A former war correspondent (Spencer Tracy), is back in the U.S. to talk to the widow (Katharine Hepburn) of a recently deceased charismatic leader and write an upbeat biography. Instead, he winds up with unsettling discoveries, including some about newspaper publishers, fascism, right-wing politics and propaganda to turn groups of Americans against each other and toward a megalomaniac dictator. Among the targets the Fascists singled out — disappointed former military officers who were business failures and wanted a return to glory, and disappointed media moguls:
“Here’s a list of newspaper editors who either sought to occupy public office or sought to dictate who should occupy public office — and when they failed felt the public was a great stupid beast…”
Thanks to the New Hampshire Gazette for putting this clip on Vimeo. The full film is for sale online through Amazon.com or WarnerArchive.com
Superman: Electric Earthquake (1942)
The Corpse vanishes (1942)
Trailer: “Police baffled! A public in terror! Nothing can stop this fiend on his hideous trail except a girl reporter…”
Full-length film (The Corpse Vanishes is also at Archive.org)
The Power of the Press (1943 – clip)
Samuel Fuller wrote the story, but hadn’t yet begun making his own films (See “Park Row,” 1952, and “Shock Corridor,” 1963). Lee Tracy plays a cynical, no-nonsense city editor in this tale of a power-mad editor-in-chief, a murdered publisher, and a good-hearted new owner who may be out of his depth.

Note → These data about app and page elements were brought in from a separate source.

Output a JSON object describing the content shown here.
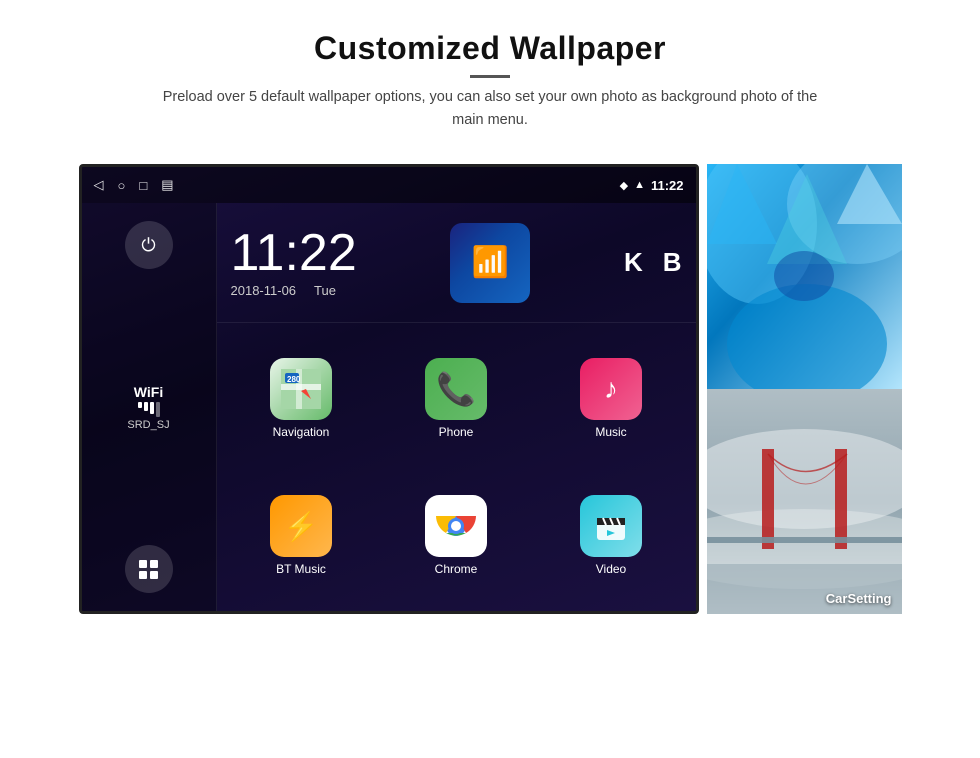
{
  "header": {
    "title": "Customized Wallpaper",
    "divider": true,
    "subtitle": "Preload over 5 default wallpaper options, you can also set your own photo as background photo of the main menu."
  },
  "statusBar": {
    "time": "11:22",
    "icons": [
      "◁",
      "○",
      "□",
      "▤"
    ],
    "rightIcons": [
      "♦",
      "▲"
    ]
  },
  "clock": {
    "time": "11:22",
    "date": "2018-11-06",
    "day": "Tue"
  },
  "wifi": {
    "label": "WiFi",
    "ssid": "SRD_SJ"
  },
  "apps": [
    {
      "label": "Navigation",
      "icon": "nav"
    },
    {
      "label": "Phone",
      "icon": "phone"
    },
    {
      "label": "Music",
      "icon": "music"
    },
    {
      "label": "BT Music",
      "icon": "bt"
    },
    {
      "label": "Chrome",
      "icon": "chrome"
    },
    {
      "label": "Video",
      "icon": "video"
    }
  ],
  "wallpapers": [
    {
      "label": ""
    },
    {
      "label": "CarSetting"
    }
  ]
}
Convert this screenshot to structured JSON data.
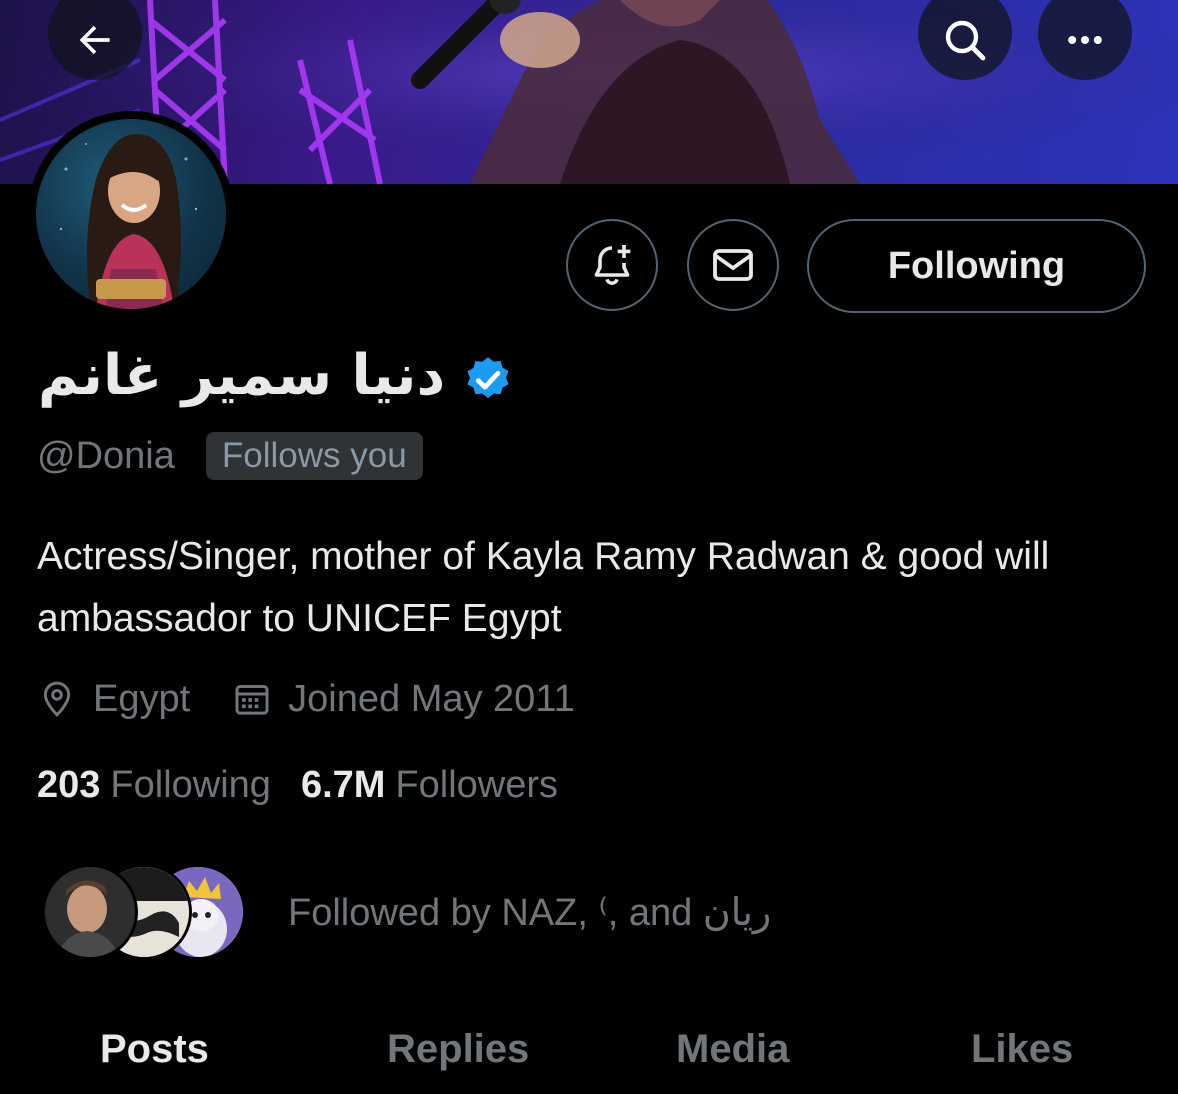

Blood on the Sun (1945)
Foreign correspondent James Cagney uncovers Japanese plots before Pearl Harbor, and gets to demonstrate some judo moves along with his investigative reporting. New York Times review called it “strictly robust spy drama…” but warned about its (summer 1945) portrayals of the Japanese:
So we have here an entertaining movie in the time-honored Cagney groove—tough, hard-hitting and explosive, with just enough rudimentary suspense. But let’s not approve it too quickly; it treads too boldly upon critical ground. In the first place, it makes a pulpwood fiction out of a historic incident. And, more than that, it puts the Japs in the popular but highly deceptive “monkey” class. A true comprehension of our enemies and the sort of people with whom we’ll later have to cope is brusquely waylaid by a picture as glibly cocky as “Blood on the Sun.”
The Phantom of 42nd Street (1945)
(A drama critic reluctantly investigates a murder — not to be confused with the 1933 musical “42nd Street” or “The Phantom of the Opera,” 1925, 1943 or 2004! Some of them may be better movies, but I don’t think they have prominent journalist characters.)
The Story of G.I. Joe (1945)
The story is based on the kind of reporting that won war correspondent Ernie Pyle a Pulitzer Prize. He is played here by Burgess Meredith, covering young soldiers and their young lieutenant, Robert Mitchum, from Tunisia to Italy. For more on the real Ernie Pyle, see his legacy page at Indiana University. The film is posted on YouTube frequently, then taken down for copyright violation and posted again by someone else. However, both the 1945 film and the similarly titled PBS documentary “G.I. Joe: The Ernie Pyle Story” (1999) are both available on DVD. The Turner Classic Movies website has a The Story of G.I. Joe trailer and clips.
State Fair (1945)
The reporter is the one romancing the farmer’s daughter on the amusement park airplane ride toward the end of this YouTube clip, while the her brother serenades a red-haired showgirl on the dance floor. The reporter (Dana Andrews) doesn’t do much singing, but his side of the story does get more of the plot in this version than in the 1962 remake, where the farmer’s son’s romance took top billing. The reporter was even more of the story in the 1932 novel, its 1933 (non-singing) original film adaptation, and the radio versions of both the musical and non-musical stories.
Note: Unfortunately, some of the people who upload out-of-copyright films to YouTube also upload films that get challenged by rights-owners, which gets the uploader’s YouTube account blocked for all films. If a film you want to see no longer plays here, go to YouTube and search for its title. You may be surprised.